Come on now, be honest.
I'm only human.
In today's issue, I'll share two stories that prove it doesn't really matter what others think of you--and that's it's possible to be happy without others' approval.
My Story About Not Caring What People Think
Jordan Walks Around the Block
I do my best thinking when I'm walking around.
And I don't just walk around.
I kind of do something embarrassing.
I occasionally make subtle gestures with my hands and talk to myself, sometimes visibly.
In other words, what, to me, is working out the deepest issues in my life and making new connections with ideas, appears, to others, to be...a somewhat crazy person.
How often have looked at someone from your car or from the other side of the street and made an immediate assumption about what they are doing--and about who they are as a person?
I still do it all the time, and I know it's not good.

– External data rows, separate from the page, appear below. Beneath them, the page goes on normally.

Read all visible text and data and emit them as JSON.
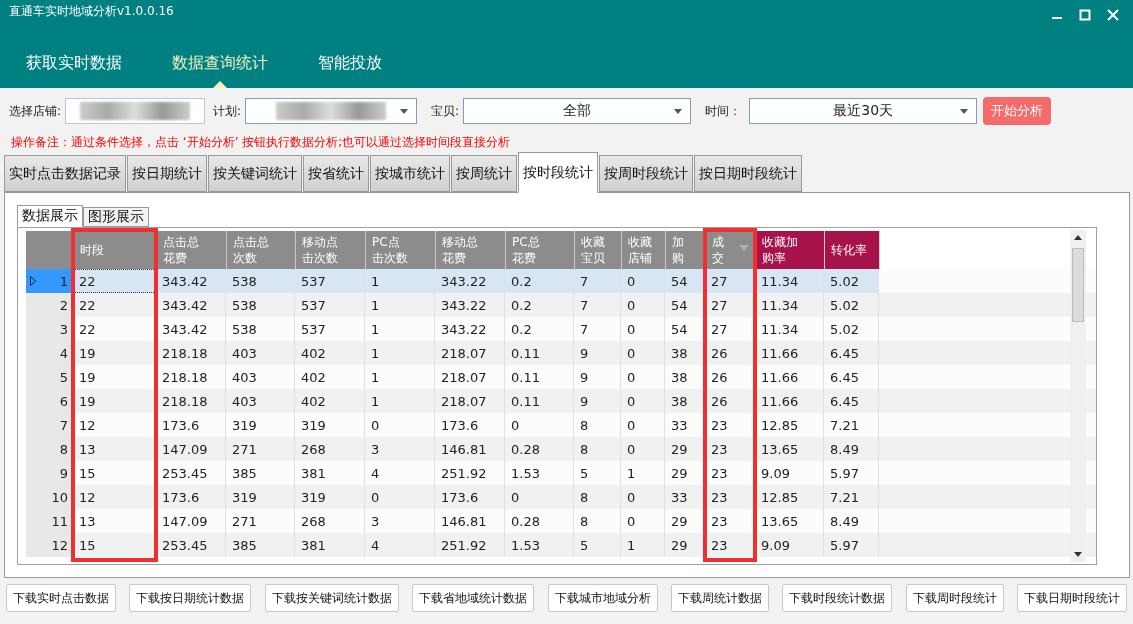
{
  "window": {
    "title": "直通车实时地域分析v1.0.0.16"
  },
  "nav": [
    {
      "label": "获取实时数据",
      "selected": false
    },
    {
      "label": "数据查询统计",
      "selected": true
    },
    {
      "label": "智能投放",
      "selected": false
    }
  ],
  "filters": {
    "shop_label": "选择店铺:",
    "plan_label": "计划:",
    "item_label": "宝贝:",
    "item_value": "全部",
    "time_label": "时间：",
    "time_value": "最近30天",
    "start_button": "开始分析"
  },
  "note": "操作备注：通过条件选择，点击 ‘开始分析’ 按钮执行数据分析;也可以通过选择时间段直接分析",
  "tabs": [
    {
      "label": "实时点击数据记录",
      "selected": false
    },
    {
      "label": "按日期统计",
      "selected": false
    },
    {
      "label": "按关键词统计",
      "selected": false
    },
    {
      "label": "按省统计",
      "selected": false
    },
    {
      "label": "按城市统计",
      "selected": false
    },
    {
      "label": "按周统计",
      "selected": false
    },
    {
      "label": "按时段统计",
      "selected": true
    },
    {
      "label": "按周时段统计",
      "selected": false
    },
    {
      "label": "按日期时段统计",
      "selected": false
    }
  ],
  "sub_tabs": [
    {
      "label": "数据展示",
      "selected": true
    },
    {
      "label": "图形展示",
      "selected": false
    }
  ],
  "table": {
    "columns": [
      {
        "label": "时段",
        "kind": "plain",
        "sorted": false,
        "highlighted": true
      },
      {
        "label": "点击总花费",
        "kind": "plain",
        "sorted": false,
        "highlighted": false
      },
      {
        "label": "点击总次数",
        "kind": "plain",
        "sorted": false,
        "highlighted": false
      },
      {
        "label": "移动点击次数",
        "kind": "plain",
        "sorted": false,
        "highlighted": false
      },
      {
        "label": "PC点击次数",
        "kind": "plain",
        "sorted": false,
        "highlighted": false
      },
      {
        "label": "移动总花费",
        "kind": "plain",
        "sorted": false,
        "highlighted": false
      },
      {
        "label": "PC总花费",
        "kind": "plain",
        "sorted": false,
        "highlighted": false
      },
      {
        "label": "收藏宝贝",
        "kind": "plain",
        "sorted": false,
        "highlighted": false
      },
      {
        "label": "收藏店铺",
        "kind": "plain",
        "sorted": false,
        "highlighted": false
      },
      {
        "label": "加购",
        "kind": "plain",
        "sorted": false,
        "highlighted": false
      },
      {
        "label": "成交",
        "kind": "plain",
        "sorted": true,
        "highlighted": true
      },
      {
        "label": "收藏加购率",
        "kind": "accent",
        "sorted": false,
        "highlighted": false
      },
      {
        "label": "转化率",
        "kind": "accent",
        "sorted": false,
        "highlighted": false
      }
    ],
    "rows": [
      {
        "number": "1",
        "selected": true,
        "cells": [
          "22",
          "343.42",
          "538",
          "537",
          "1",
          "343.22",
          "0.2",
          "7",
          "0",
          "54",
          "27",
          "11.34",
          "5.02"
        ]
      },
      {
        "number": "2",
        "selected": false,
        "cells": [
          "22",
          "343.42",
          "538",
          "537",
          "1",
          "343.22",
          "0.2",
          "7",
          "0",
          "54",
          "27",
          "11.34",
          "5.02"
        ]
      },
      {
        "number": "3",
        "selected": false,
        "cells": [
          "22",
          "343.42",
          "538",
          "537",
          "1",
          "343.22",
          "0.2",
          "7",
          "0",
          "54",
          "27",
          "11.34",
          "5.02"
        ]
      },
      {
        "number": "4",
        "selected": false,
        "cells": [
          "19",
          "218.18",
          "403",
          "402",
          "1",
          "218.07",
          "0.11",
          "9",
          "0",
          "38",
          "26",
          "11.66",
          "6.45"
        ]
      },
      {
        "number": "5",
        "selected": false,
        "cells": [
          "19",
          "218.18",
          "403",
          "402",
          "1",
          "218.07",
          "0.11",
          "9",
          "0",
          "38",
          "26",
          "11.66",
          "6.45"
        ]
      },
      {
        "number": "6",
        "selected": false,
        "cells": [
          "19",
          "218.18",
          "403",
          "402",
          "1",
          "218.07",
          "0.11",
          "9",
          "0",
          "38",
          "26",
          "11.66",
          "6.45"
        ]
      },
      {
        "number": "7",
        "selected": false,
        "cells": [
          "12",
          "173.6",
          "319",
          "319",
          "0",
          "173.6",
          "0",
          "8",
          "0",
          "33",
          "23",
          "12.85",
          "7.21"
        ]
      },
      {
        "number": "8",
        "selected": false,
        "cells": [
          "13",
          "147.09",
          "271",
          "268",
          "3",
          "146.81",
          "0.28",
          "8",
          "0",
          "29",
          "23",
          "13.65",
          "8.49"
        ]
      },
      {
        "number": "9",
        "selected": false,
        "cells": [
          "15",
          "253.45",
          "385",
          "381",
          "4",
          "251.92",
          "1.53",
          "5",
          "1",
          "29",
          "23",
          "9.09",
          "5.97"
        ]
      },
      {
        "number": "10",
        "selected": false,
        "cells": [
          "12",
          "173.6",
          "319",
          "319",
          "0",
          "173.6",
          "0",
          "8",
          "0",
          "33",
          "23",
          "12.85",
          "7.21"
        ]
      },
      {
        "number": "11",
        "selected": false,
        "cells": [
          "13",
          "147.09",
          "271",
          "268",
          "3",
          "146.81",
          "0.28",
          "8",
          "0",
          "29",
          "23",
          "13.65",
          "8.49"
        ]
      },
      {
        "number": "12",
        "selected": false,
        "cells": [
          "15",
          "253.45",
          "385",
          "381",
          "4",
          "251.92",
          "1.53",
          "5",
          "1",
          "29",
          "23",
          "9.09",
          "5.97"
        ]
      }
    ]
  },
  "download_buttons": [
    "下载实时点击数据",
    "下载按日期统计数据",
    "下载按关键词统计数据",
    "下载省地域统计数据",
    "下载城市地域分析",
    "下载周统计数据",
    "下载时段统计数据",
    "下载周时段统计",
    "下载日期时段统计"
  ]
}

That snap judgment has a name in psychology: it's called the Fundamental Attribution Error.
When I'm walking around and talking to myself, I find it to be extremely productive.
It's where most of my best ideas come from, ideas that turn into side projects, newsletter articles, or something else valuable for the world.
Now, let's look at one other example before I send you on your merry way.
A Lesson in Not Caring -Awkwardly Sitting Around the Fire
A few days ago, I was that driver passing by.
I was the one that scouted a scene and thought it looked odd.
I was driving through my neighborhood and noticed a group of three sitting out in the middle of the yard. It was very cold that day in Montana, and they were bundled up to the nth degree. Think Elmer-Fudd-type clothing.
They were sitting in what appeared to be flimsy chairs you would take camping or to the beach, and they were all huddled around an old-timey stove.
And that stove was on fire. Rather, they had created a raging bonfire with that old-timey stove.
It looked pretty darn weird.
But you know what?
This group of people was having the time of their lives, laughing and gesticulating to one another.
As I drove by, I thought, "They look like hobos around a fire."
That's not nice, I know.
But it's exactly what it looked like.
And I thought, normally, it's extremely odd to build a roaring fire in your front yard with inappropriate equipment.
But it worked for them--and it worked very well. They were having a great time.
The Key Takeaway - How to Not Care and Worry So Much
So what's the point of these two stories?
The key takeaway is this:
No matter what you do, it's going to be interpreted and misconstrued by the silly humans around you. You will never be able to clearly communicate the meaning behind your activities one hundred percent of the time.
That shouldn't cause anxiety for you--that should inspire you.
Because what you do in life is not supposed to impress others. It's supposed to work--for you.
Focus on that today.
Think about all the things you do that might look odd, goofy, or whatever.
Think about all the things you see on a daily basis that seem downright strange.
And then think about what you truly want out of life.
Do you want to live to perform for others and make sure no one thinks you're strange?
Or do you want to live a fulfilling life?
Starting today, worry less about what others think and more about the results you get from the things you do.